Pete Wargent blogspot
Co-founder & CEO of AllenWargent property buyer's agents, offices in Brisbane (Riverside) & Sydney (Martin Place), and CEO of WargentAdvisory (providing subscription analysis, reports & services to institutional clients).
4 x finance/investment author - 'Get a Financial Grip: a simple plan for financial freedom’ (2012) rated Top 10 finance books by Money Magazine & Dymocks.
"Unfortunately so much commentary is self-serving or sensationalist. Pete Wargent shines through with his clear, sober & dispassionate analysis of the housing market, which is so valuable. Pete drills into the facts & unlocks the details that others gloss over in their rush to get a headline.
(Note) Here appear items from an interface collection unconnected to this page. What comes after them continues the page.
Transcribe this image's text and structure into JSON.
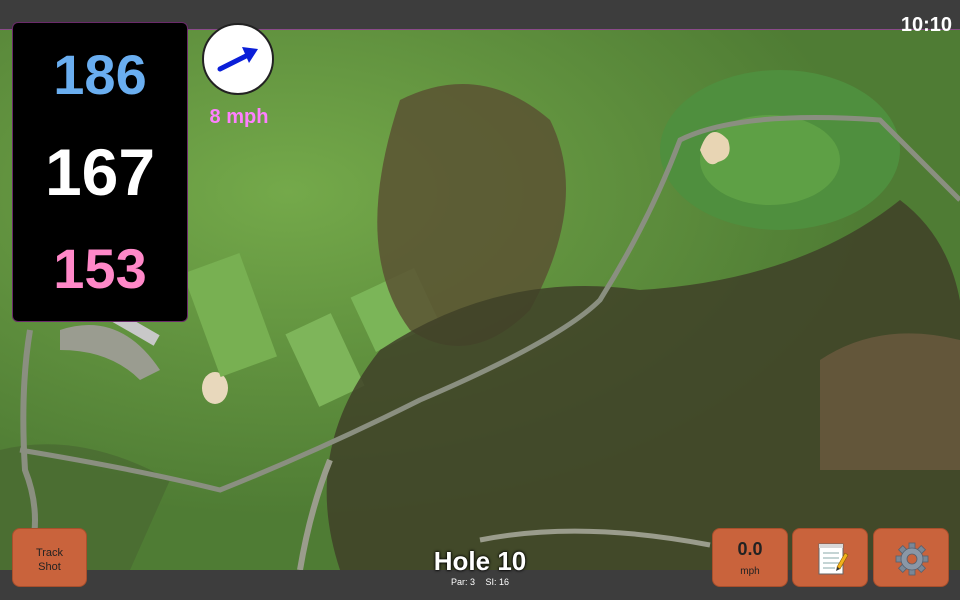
{
  "status": {
    "time": "10:10"
  },
  "distances": {
    "back": "186",
    "center": "167",
    "front": "153",
    "colors": {
      "back": "#6aaef0",
      "center": "#ffffff",
      "front": "#ff88c8"
    }
  },
  "wind": {
    "speed": "8 mph",
    "icon": "arrow-icon",
    "arrow_color": "#0a1ed8"
  },
  "buttons": {
    "track_shot": "Track\nShot",
    "speed_value": "0.0",
    "speed_unit": "mph",
    "notes_icon": "notepad-icon",
    "settings_icon": "gear-icon"
  },
  "hole": {
    "title": "Hole 10",
    "par": "Par: 3",
    "si": "SI: 16"
  },
  "colors": {
    "button": "#c9633c",
    "bar": "#3d3d3d"
  }
}
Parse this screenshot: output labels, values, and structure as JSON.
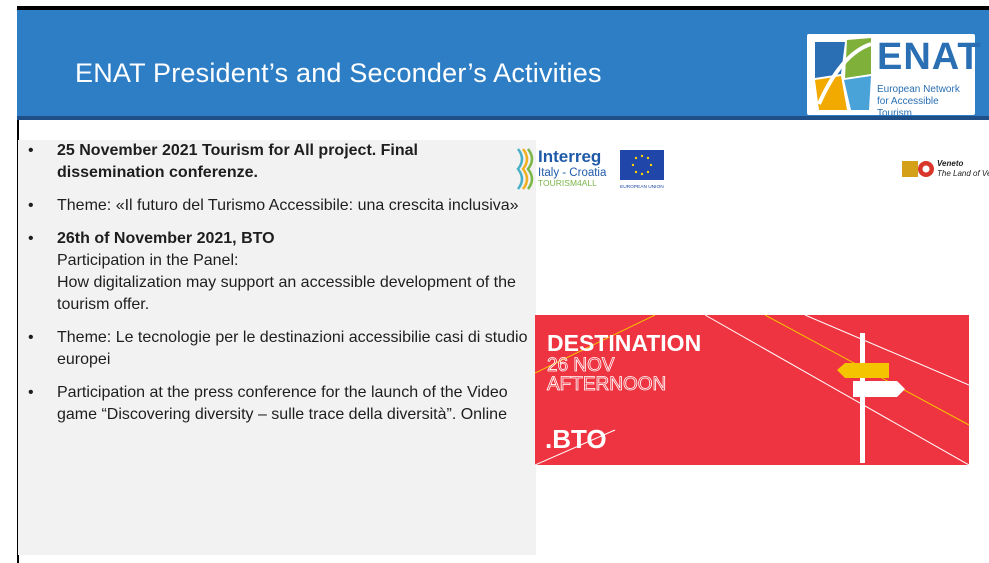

On housing Pete is a must read, must follow - he is one of the better property analysts in Australia" - Stephen Koukoulas, MD of Market Economics, former Senior Economics Adviser to Prime Minister Gillard.
"Pete Wargent is one of Australia's brightest financial minds - a must-follow for articulate, accurate & in-depth analysis." - David Scutt, Business Insider, leading Australian market analyst.
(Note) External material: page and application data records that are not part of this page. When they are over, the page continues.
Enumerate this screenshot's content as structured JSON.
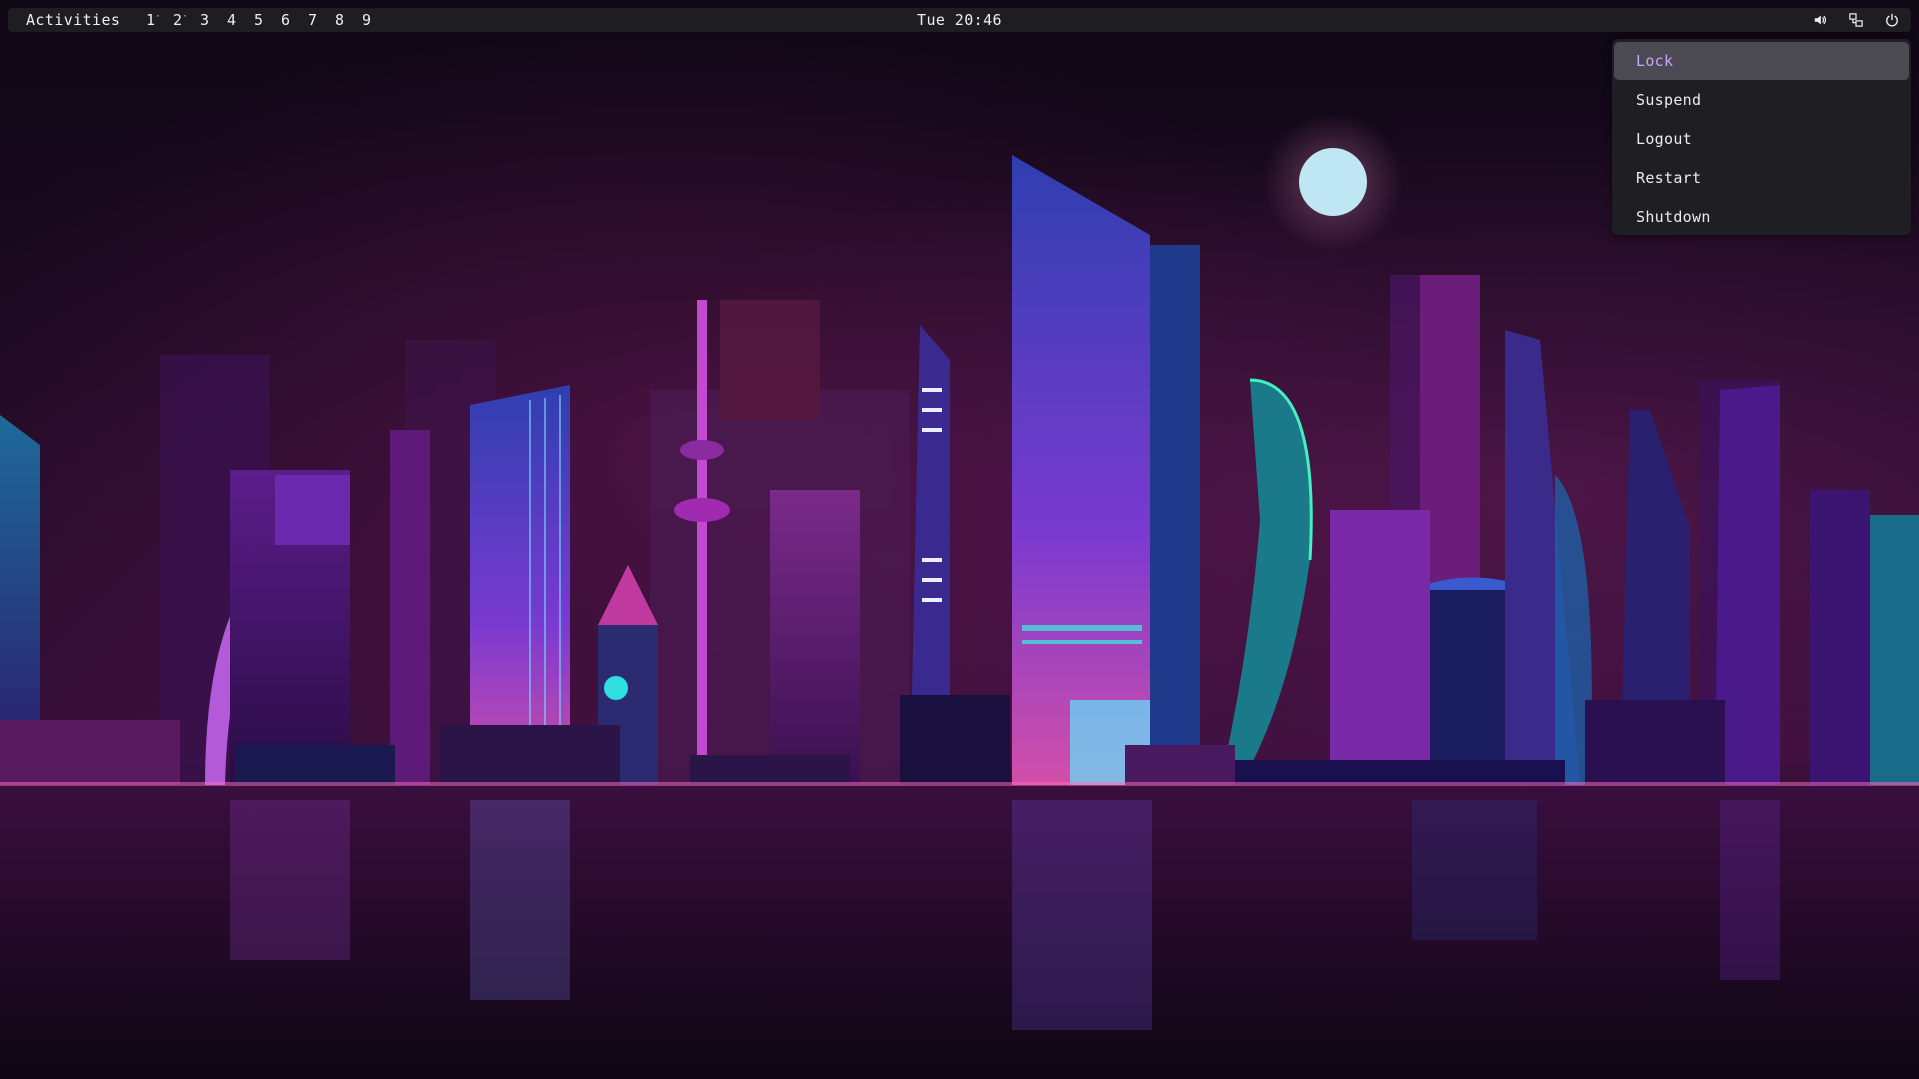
{
  "topbar": {
    "activities_label": "Activities",
    "workspaces": [
      {
        "label": "1",
        "occupied": true
      },
      {
        "label": "2",
        "occupied": true
      },
      {
        "label": "3",
        "occupied": false
      },
      {
        "label": "4",
        "occupied": false
      },
      {
        "label": "5",
        "occupied": false
      },
      {
        "label": "6",
        "occupied": false
      },
      {
        "label": "7",
        "occupied": false
      },
      {
        "label": "8",
        "occupied": false
      },
      {
        "label": "9",
        "occupied": false
      }
    ],
    "occupied_marker": "·",
    "clock": "Tue 20:46",
    "tray": [
      {
        "icon": "speaker-icon"
      },
      {
        "icon": "network-icon"
      },
      {
        "icon": "power-icon"
      }
    ]
  },
  "power_menu": {
    "items": [
      {
        "label": "Lock",
        "active": true
      },
      {
        "label": "Suspend",
        "active": false
      },
      {
        "label": "Logout",
        "active": false
      },
      {
        "label": "Restart",
        "active": false
      },
      {
        "label": "Shutdown",
        "active": false
      }
    ]
  },
  "colors": {
    "topbar_bg": "#1e1e22",
    "menu_bg": "#1f1f23",
    "menu_highlight_bg": "#4b4a52",
    "menu_highlight_text": "#c7a6ff"
  }
}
"I've been investing for over 40 years & read nearly every investment book ever written yet I still learned new concepts in his books. Pete Wargent is one of Australia's finest young financial commentators." - Michael Yardney, Australia's leading property expert, Amazon #1 best-selling author.
"The most knowledgeable person on Aussie real estate markets - Pete's work is great, loads of good data and charts, the most comprehensive analyst I follow in Australia. If you follow Australia, follow Pete Wargent" - Jonathan Tepper, Variant Perception, Global Macroeconomic Research, and author of the New York Times bestsellers 'End Game' and 'Code Red'.
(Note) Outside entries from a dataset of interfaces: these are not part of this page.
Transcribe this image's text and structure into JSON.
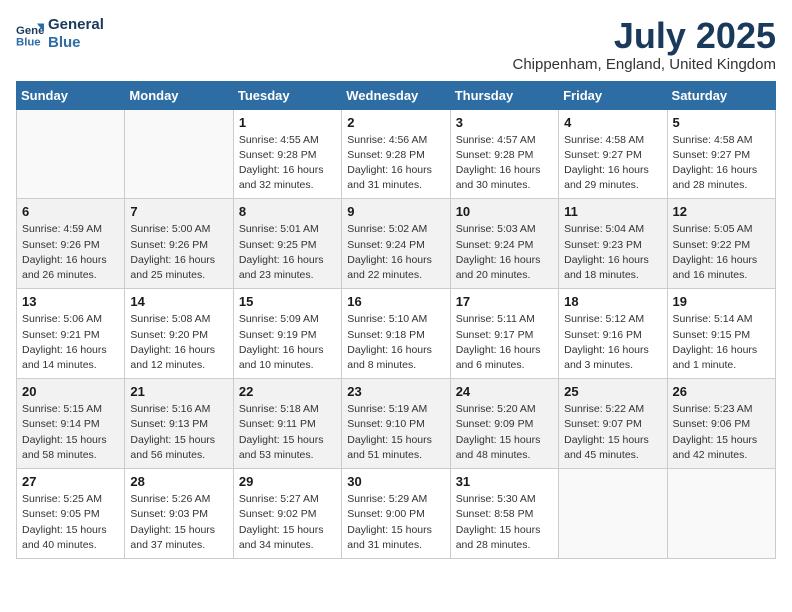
{
  "logo": {
    "text_line1": "General",
    "text_line2": "Blue"
  },
  "header": {
    "month_year": "July 2025",
    "location": "Chippenham, England, United Kingdom"
  },
  "weekdays": [
    "Sunday",
    "Monday",
    "Tuesday",
    "Wednesday",
    "Thursday",
    "Friday",
    "Saturday"
  ],
  "weeks": [
    [
      {
        "day": "",
        "info": ""
      },
      {
        "day": "",
        "info": ""
      },
      {
        "day": "1",
        "info": "Sunrise: 4:55 AM\nSunset: 9:28 PM\nDaylight: 16 hours\nand 32 minutes."
      },
      {
        "day": "2",
        "info": "Sunrise: 4:56 AM\nSunset: 9:28 PM\nDaylight: 16 hours\nand 31 minutes."
      },
      {
        "day": "3",
        "info": "Sunrise: 4:57 AM\nSunset: 9:28 PM\nDaylight: 16 hours\nand 30 minutes."
      },
      {
        "day": "4",
        "info": "Sunrise: 4:58 AM\nSunset: 9:27 PM\nDaylight: 16 hours\nand 29 minutes."
      },
      {
        "day": "5",
        "info": "Sunrise: 4:58 AM\nSunset: 9:27 PM\nDaylight: 16 hours\nand 28 minutes."
      }
    ],
    [
      {
        "day": "6",
        "info": "Sunrise: 4:59 AM\nSunset: 9:26 PM\nDaylight: 16 hours\nand 26 minutes."
      },
      {
        "day": "7",
        "info": "Sunrise: 5:00 AM\nSunset: 9:26 PM\nDaylight: 16 hours\nand 25 minutes."
      },
      {
        "day": "8",
        "info": "Sunrise: 5:01 AM\nSunset: 9:25 PM\nDaylight: 16 hours\nand 23 minutes."
      },
      {
        "day": "9",
        "info": "Sunrise: 5:02 AM\nSunset: 9:24 PM\nDaylight: 16 hours\nand 22 minutes."
      },
      {
        "day": "10",
        "info": "Sunrise: 5:03 AM\nSunset: 9:24 PM\nDaylight: 16 hours\nand 20 minutes."
      },
      {
        "day": "11",
        "info": "Sunrise: 5:04 AM\nSunset: 9:23 PM\nDaylight: 16 hours\nand 18 minutes."
      },
      {
        "day": "12",
        "info": "Sunrise: 5:05 AM\nSunset: 9:22 PM\nDaylight: 16 hours\nand 16 minutes."
      }
    ],
    [
      {
        "day": "13",
        "info": "Sunrise: 5:06 AM\nSunset: 9:21 PM\nDaylight: 16 hours\nand 14 minutes."
      },
      {
        "day": "14",
        "info": "Sunrise: 5:08 AM\nSunset: 9:20 PM\nDaylight: 16 hours\nand 12 minutes."
      },
      {
        "day": "15",
        "info": "Sunrise: 5:09 AM\nSunset: 9:19 PM\nDaylight: 16 hours\nand 10 minutes."
      },
      {
        "day": "16",
        "info": "Sunrise: 5:10 AM\nSunset: 9:18 PM\nDaylight: 16 hours\nand 8 minutes."
      },
      {
        "day": "17",
        "info": "Sunrise: 5:11 AM\nSunset: 9:17 PM\nDaylight: 16 hours\nand 6 minutes."
      },
      {
        "day": "18",
        "info": "Sunrise: 5:12 AM\nSunset: 9:16 PM\nDaylight: 16 hours\nand 3 minutes."
      },
      {
        "day": "19",
        "info": "Sunrise: 5:14 AM\nSunset: 9:15 PM\nDaylight: 16 hours\nand 1 minute."
      }
    ],
    [
      {
        "day": "20",
        "info": "Sunrise: 5:15 AM\nSunset: 9:14 PM\nDaylight: 15 hours\nand 58 minutes."
      },
      {
        "day": "21",
        "info": "Sunrise: 5:16 AM\nSunset: 9:13 PM\nDaylight: 15 hours\nand 56 minutes."
      },
      {
        "day": "22",
        "info": "Sunrise: 5:18 AM\nSunset: 9:11 PM\nDaylight: 15 hours\nand 53 minutes."
      },
      {
        "day": "23",
        "info": "Sunrise: 5:19 AM\nSunset: 9:10 PM\nDaylight: 15 hours\nand 51 minutes."
      },
      {
        "day": "24",
        "info": "Sunrise: 5:20 AM\nSunset: 9:09 PM\nDaylight: 15 hours\nand 48 minutes."
      },
      {
        "day": "25",
        "info": "Sunrise: 5:22 AM\nSunset: 9:07 PM\nDaylight: 15 hours\nand 45 minutes."
      },
      {
        "day": "26",
        "info": "Sunrise: 5:23 AM\nSunset: 9:06 PM\nDaylight: 15 hours\nand 42 minutes."
      }
    ],
    [
      {
        "day": "27",
        "info": "Sunrise: 5:25 AM\nSunset: 9:05 PM\nDaylight: 15 hours\nand 40 minutes."
      },
      {
        "day": "28",
        "info": "Sunrise: 5:26 AM\nSunset: 9:03 PM\nDaylight: 15 hours\nand 37 minutes."
      },
      {
        "day": "29",
        "info": "Sunrise: 5:27 AM\nSunset: 9:02 PM\nDaylight: 15 hours\nand 34 minutes."
      },
      {
        "day": "30",
        "info": "Sunrise: 5:29 AM\nSunset: 9:00 PM\nDaylight: 15 hours\nand 31 minutes."
      },
      {
        "day": "31",
        "info": "Sunrise: 5:30 AM\nSunset: 8:58 PM\nDaylight: 15 hours\nand 28 minutes."
      },
      {
        "day": "",
        "info": ""
      },
      {
        "day": "",
        "info": ""
      }
    ]
  ]
}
"Pete's daily analysis is unputdownable" - Dr. Chris Caton, Chief Economist, BT Financial.
Saturday, 5 April 2014
No private sector growth in Western Sydney
I have always believed that inner suburbs make for better investment choices than outer suburbs from a property investment perspective.
It's simple: more people want to live close to the city, yet simple geometry tells you that there is far less land available to build on.
Others argue you should invest in distant outer suburbs or in the regions since it's cheaper, using vague anecdotal tales of people upping sticks for an easier life in the country.
That's not at all what the immigration figures tell is happening.
Rather, the overwhelming majority of immigrants are flocking to Sydney, Melbourne, Perth and South-East Queensland.
Since I always caution against the dangers of confirmation bias, don't take my word for it, look at what the statistics tell us about what is coming in the future (i.e. worse traffic, diabolical commute times and increasing pressure on inner suburb property prices).
"Western Sydney has been adding jobs at just one-third of the rate of the rest of the city, increasing the pressure on workers to travel out of the region.
If you live in Sydney, you don't need the stats to tell you this, you can see it happening with your own eyes.